Honda Motor Co. plans to establish a wholly-owned subsidiary, Honda Soltec Co., Ltd., which will produce and sell the next-generation thin film solar cell independently developed by Honda. (Earlier post.) The new company will lead Honda to make a full-scale entry into the solar cell business.
By using thin film made from a compound of copper, indium, gallium and selenium (CIGS), Honda’s next-generation solar cell—first announced in 2002—achieves a major reduction in the amount of energy consumed during the manufacturing process by approximately 50% compared to what is required to produce conventional crystal silicon solar cells.

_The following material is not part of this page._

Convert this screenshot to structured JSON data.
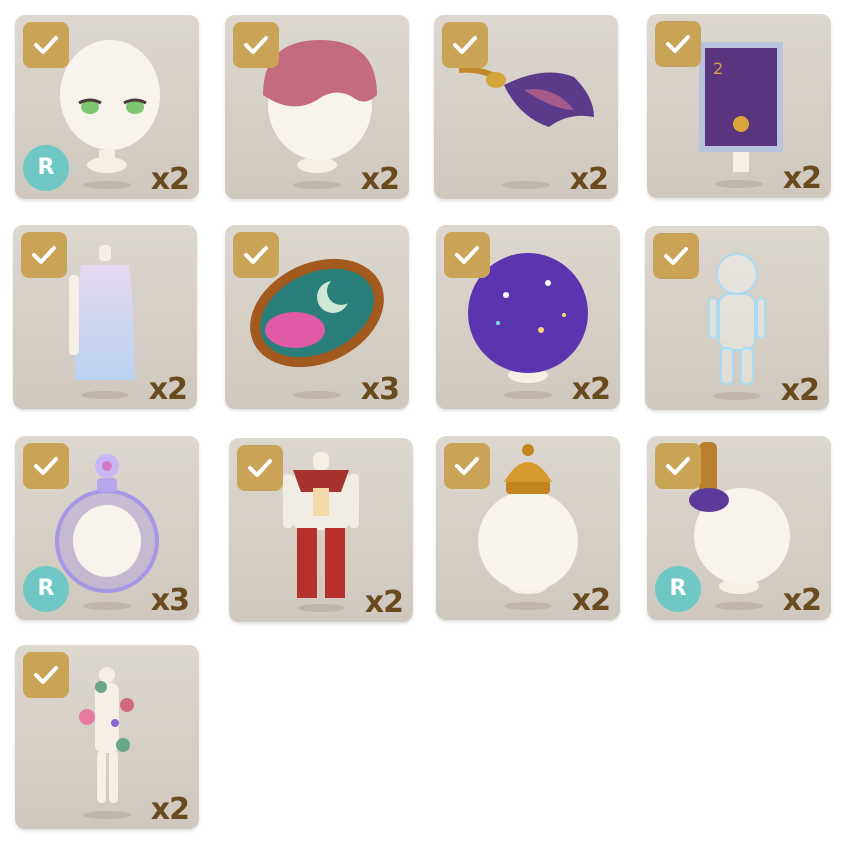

This makes the new solar cell more environmentally-friendly by reducing the amount of CO2 generated even from the production stage.
Thin-film solar cells based on CIGS (Cu(In,Ga)Se2) absorbers are among the leading devices which are expected to lower the costs for photovoltaic energy conversion. Other companies working with CIGS cells include Shell Solar and Würth.
Early Honda CIGS module prototypes had a maximum output of 112 W at dimensions of 1,367 × 802 × 46 mm. Honda is working to improve the efficiency.
At the end of September 2006, Honda began construction of a ¥7-billion (US$61 million) plant to mass produce solar cells within the current site of Honda’s Kumamoto factory. The new facility will become operational in fall 2007 with an annual capacity of 27.5 megawatts.
Prior to the start-up of the new plant, Honda Soltec will begin sales in limited areas in March 2007, of CIGS thin film compound solar cells produced by Honda Engineering. Once mass production begins at the new plant in Kumamoto in fall 2007, Honda Soltec will expand sales throughout Japan.